Regional Director and Chief Executive Officer of RE/MAX of Southern Africa, Adrian Goslett said that of all the considerations the most important aspect when deciding which property to choose is location. “Everyone knows that location is important, but not everyone knows what elements make an area a good location or not, or how this influences buying decisions,” Goslett said.
He added that a major factor in determining whether a location is preferable is its proximity to amenities such as shopping malls and medical facilities.
One of the most important aspects that has a major impact on buying decisions is proximity to good schools, because of its influence on both housing prices and children’s education.
According to Goslett, whether the buyer has children, an elderly parent looking to downsize or is years from starting a family, the quality of schools in the area should be a factor in the buyer’s home search because of its impact on the homes in the area. He noted that homes in the areas that are considered to be the best school districts will on average sell for more than similar homes in other areas.
“Generally areas that are close to good schools have higher numbers of people looking at the same homes, which pushes up demand having an impact on the home’s pricing. Demand has a direct influence on the appreciation potential of a property or area. As a result the resale value of homes in these areas often fares better, even in a stunted market,” Goslett explained.
Goslett said the reason why schools impact house prices is largely due to the schooling zoning system.
“If there is space available, parents may register their child for any public school. However, most public schools will have a specific feeder zone. The child’s home address will determine which schools the child is zoned for. The children within the feeder area will be given preference over others outside of that zone.”
First preference is given to children whose parents reside within the feeder zone. This also includes parents who live at their place of employment, such as in the case of a domestic worker. Second preference will be to those children whose parents work in the feeder area and third will be the remainder of the applicants which are processed subject to availability on a first-come, first-serve basis. Once all spaces have been filled, the rest of the children will be placed on a waiting list.
“Before buyers purchase a property it is important that they do their research on schools in the area and how they are rated. Furthermore, as purchasing property is viewed as a long term investment, where possible, buyers should assess what plans they have for the future. Although they may not have children at the moment, if children are a part of their plans, then considering the schools in a particular area could become a priority that influences their buying decision,” Goslett said.
Buyers can contact their provincial department of education or browse the website.

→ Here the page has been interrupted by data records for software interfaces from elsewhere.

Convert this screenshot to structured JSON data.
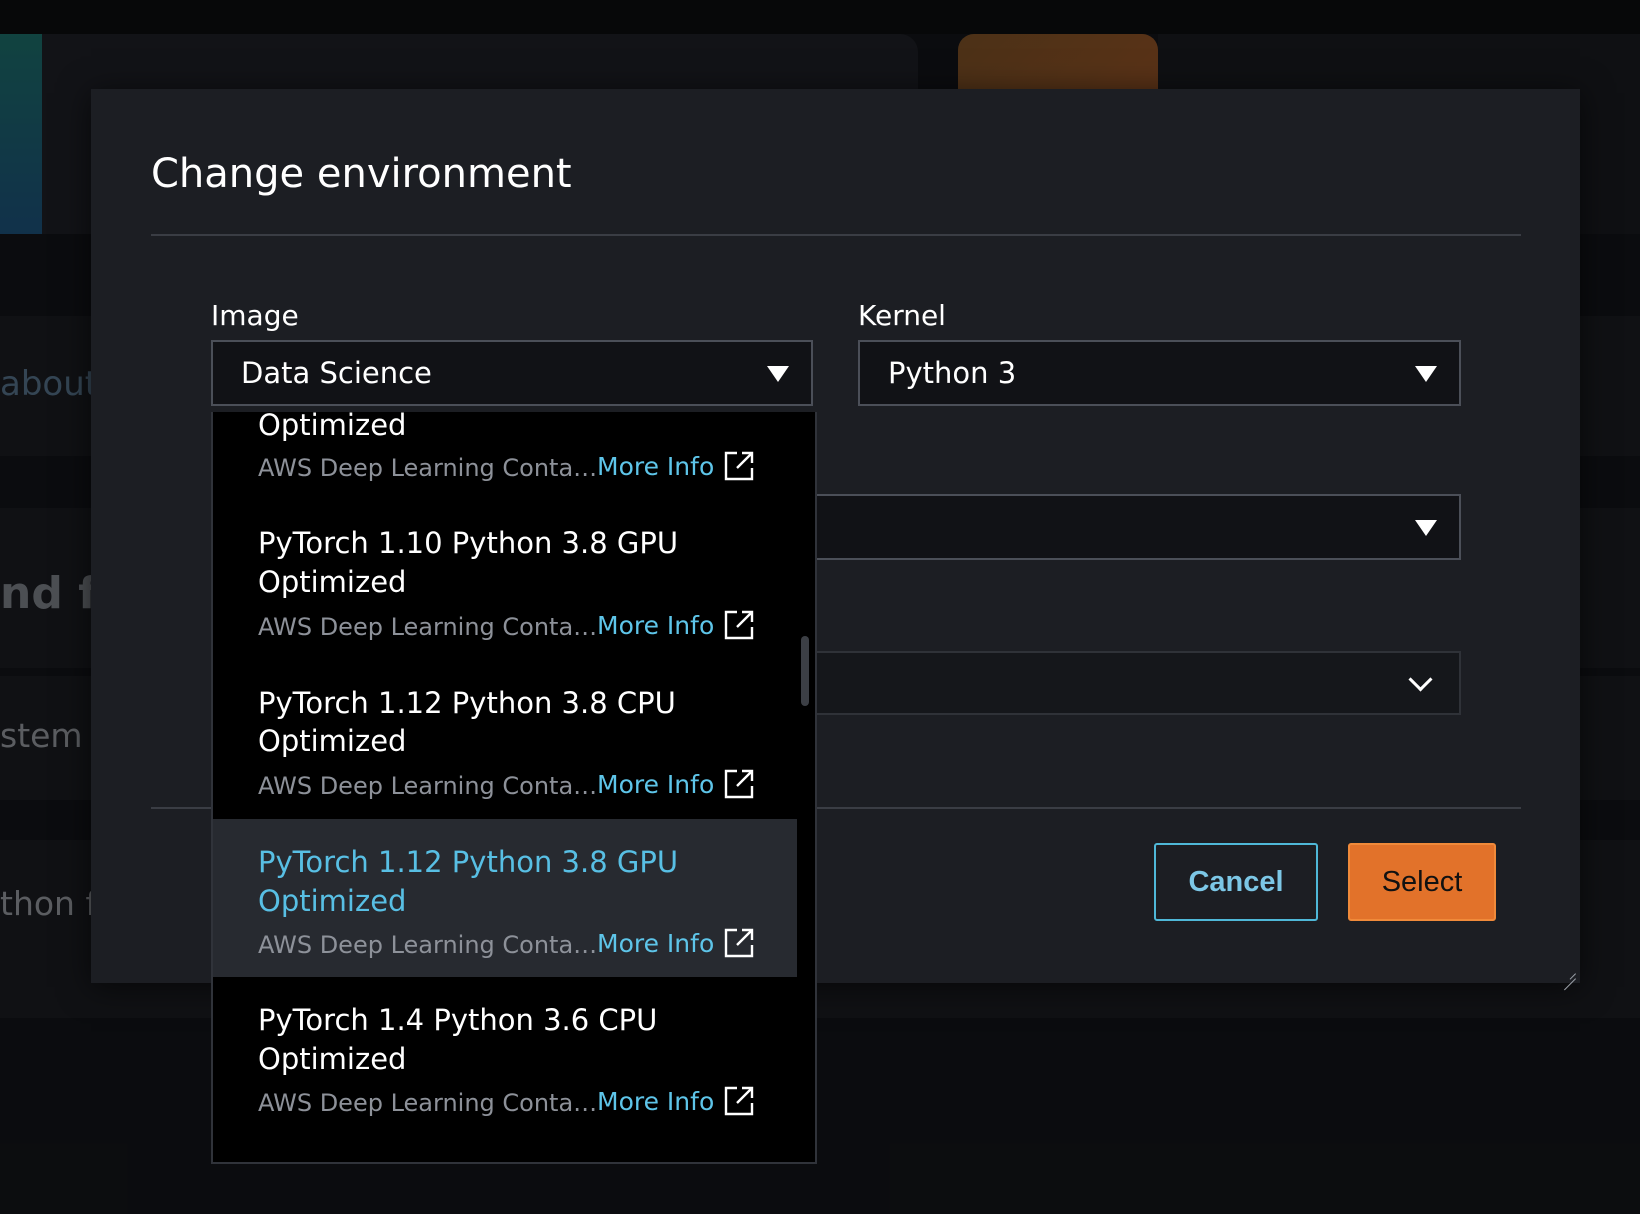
{
  "background": {
    "texts": [
      "about",
      "nd fil",
      "stem f",
      "thon f"
    ]
  },
  "modal": {
    "title": "Change environment",
    "image_label": "Image",
    "image_value": "Data Science",
    "kernel_label": "Kernel",
    "kernel_value": "Python 3",
    "cancel_label": "Cancel",
    "select_label": "Select"
  },
  "dropdown": {
    "options": [
      {
        "title_line1": "",
        "title_line2": "Optimized",
        "desc": "AWS Deep Learning Conta…",
        "more": "More Info"
      },
      {
        "title_line1": "PyTorch 1.10 Python 3.8 GPU",
        "title_line2": "Optimized",
        "desc": "AWS Deep Learning Conta…",
        "more": "More Info"
      },
      {
        "title_line1": "PyTorch 1.12 Python 3.8 CPU",
        "title_line2": "Optimized",
        "desc": "AWS Deep Learning Conta…",
        "more": "More Info"
      },
      {
        "title_line1": "PyTorch 1.12 Python 3.8 GPU",
        "title_line2": "Optimized",
        "desc": "AWS Deep Learning Conta…",
        "more": "More Info",
        "selected": true
      },
      {
        "title_line1": "PyTorch 1.4 Python 3.6 CPU",
        "title_line2": "Optimized",
        "desc": "AWS Deep Learning Conta…",
        "more": "More Info"
      }
    ]
  },
  "colors": {
    "accent_orange": "#e2722a",
    "link_blue": "#5ec5e9",
    "selected_text": "#58bfe4",
    "modal_bg": "#1c1e23"
  }
}
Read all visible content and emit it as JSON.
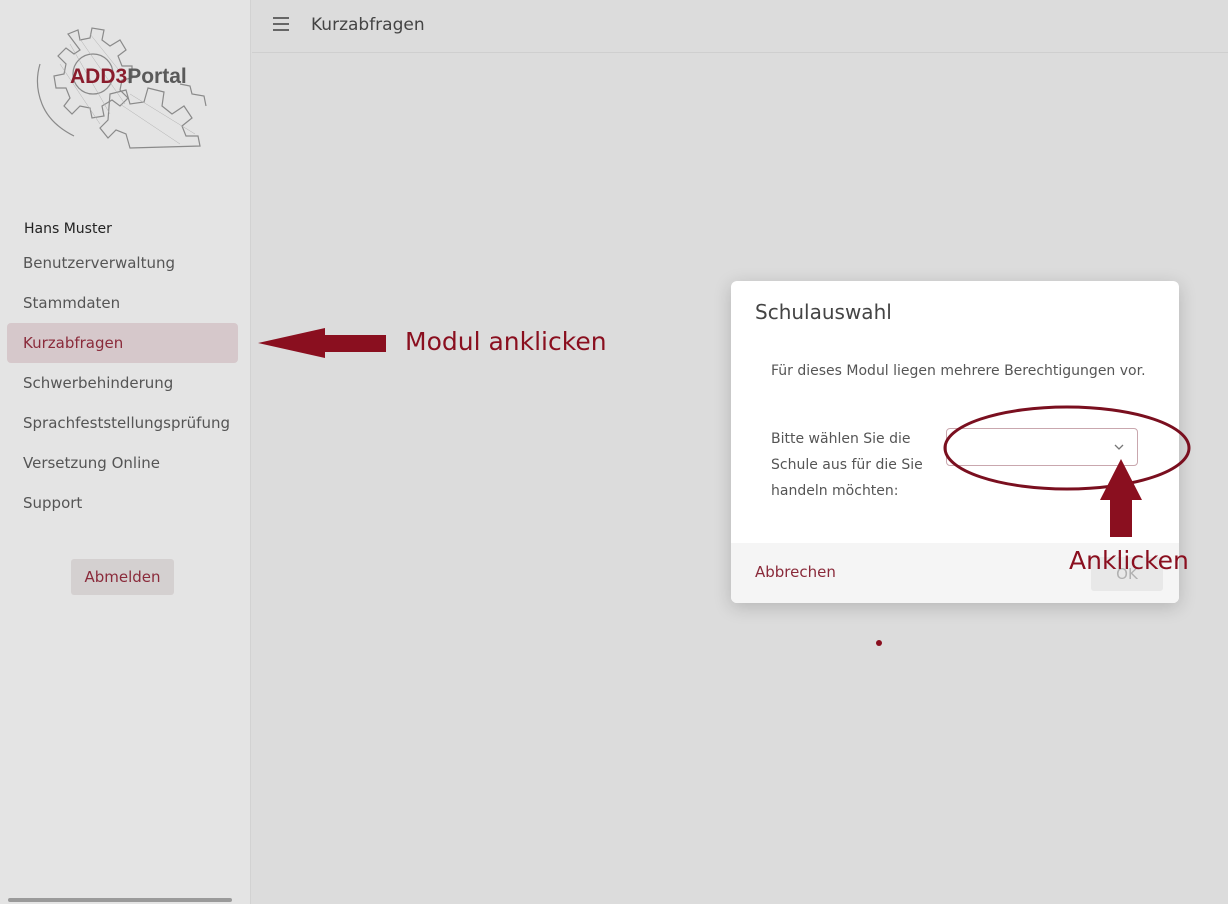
{
  "sidebar": {
    "logo": {
      "part1": "ADD3",
      "part2": "Portal"
    },
    "user_name": "Hans Muster",
    "items": [
      {
        "label": "Benutzerverwaltung",
        "active": false
      },
      {
        "label": "Stammdaten",
        "active": false
      },
      {
        "label": "Kurzabfragen",
        "active": true
      },
      {
        "label": "Schwerbehinderung",
        "active": false
      },
      {
        "label": "Sprachfeststellungsprüfung",
        "active": false
      },
      {
        "label": "Versetzung Online",
        "active": false
      },
      {
        "label": "Support",
        "active": false
      }
    ],
    "logout_label": "Abmelden"
  },
  "header": {
    "icon": "menu-icon",
    "title": "Kurzabfragen"
  },
  "dialog": {
    "title": "Schulauswahl",
    "text": "Für dieses Modul liegen mehrere Berechtigungen vor.",
    "select_label": "Bitte wählen Sie die Schule aus für die Sie handeln möchten:",
    "select_value": "",
    "cancel_label": "Abbrechen",
    "ok_label": "OK"
  },
  "annotations": {
    "module_hint": "Modul anklicken",
    "select_hint": "Anklicken",
    "color": "#8a0f1f"
  },
  "colors": {
    "accent": "#8a2a3a",
    "background": "#dcdcdc",
    "sidebar": "#e4e4e4"
  }
}
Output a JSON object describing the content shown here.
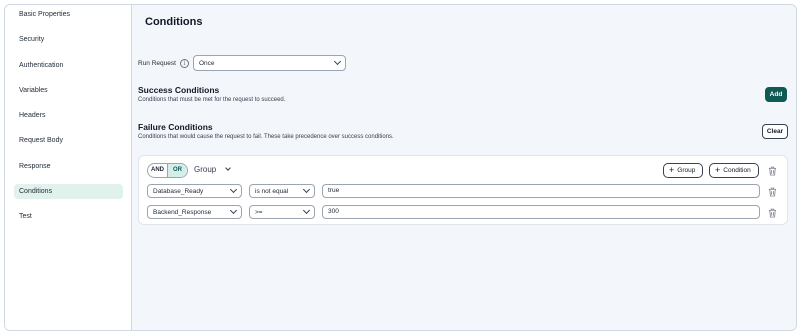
{
  "sidebar": {
    "items": [
      {
        "label": "Basic Properties"
      },
      {
        "label": "Security"
      },
      {
        "label": "Authentication"
      },
      {
        "label": "Variables"
      },
      {
        "label": "Headers"
      },
      {
        "label": "Request Body"
      },
      {
        "label": "Response"
      },
      {
        "label": "Conditions",
        "active": true
      },
      {
        "label": "Test"
      }
    ]
  },
  "main": {
    "title": "Conditions",
    "run_request": {
      "label": "Run Request",
      "value": "Once"
    },
    "success": {
      "title": "Success Conditions",
      "description": "Conditions that must be met for the request to succeed.",
      "add_label": "Add"
    },
    "failure": {
      "title": "Failure Conditions",
      "description": "Conditions that would cause the request to fail. These take precedence over success conditions.",
      "clear_label": "Clear"
    },
    "group": {
      "and_label": "AND",
      "or_label": "OR",
      "selected_operator": "OR",
      "label": "Group",
      "add_group_label": "Group",
      "add_condition_label": "Condition",
      "conditions": [
        {
          "field": "Database_Ready",
          "operator": "is not equal",
          "value": "true"
        },
        {
          "field": "Backend_Response",
          "operator": ">=",
          "value": "300"
        }
      ]
    }
  },
  "colors": {
    "accent": "#0f5a53",
    "active_nav": "#e1f1ec",
    "main_bg": "#f3f6fa"
  }
}
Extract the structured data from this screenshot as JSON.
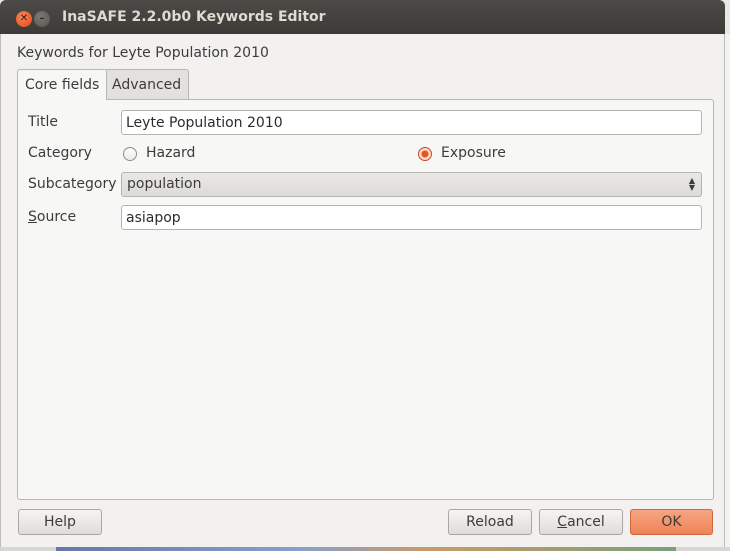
{
  "window": {
    "title": "InaSAFE 2.2.0b0 Keywords Editor",
    "close_glyph": "✕",
    "minimize_glyph": "–"
  },
  "dialog": {
    "heading": "Keywords for Leyte Population 2010",
    "tabs": [
      {
        "label": "Core fields",
        "active": true
      },
      {
        "label": "Advanced",
        "active": false
      }
    ]
  },
  "form": {
    "title_label": "Title",
    "title_value": "Leyte Population 2010",
    "category_label": "Category",
    "category_options": [
      {
        "label": "Hazard",
        "checked": false
      },
      {
        "label": "Exposure",
        "checked": true
      }
    ],
    "subcategory_label": "Subcategory",
    "subcategory_value": "population",
    "source_label_prefix": "S",
    "source_label_rest": "ource",
    "source_value": "asiapop"
  },
  "buttons": {
    "help": "Help",
    "reload": "Reload",
    "cancel_prefix": "C",
    "cancel_rest": "ancel",
    "ok": "OK"
  },
  "colors": {
    "accent": "#ee8357",
    "titlebar": "#3c3b37"
  }
}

The Department of Education has a countrywide database of all public schools that can be of assistance to property buyers. This database has information such as the school address and contact details.
“Buying a property is a huge decision that should be carefully considered. Having the necessary information at hand will ensure that buyers make the best decision when choosing a home,” Goslett concluded.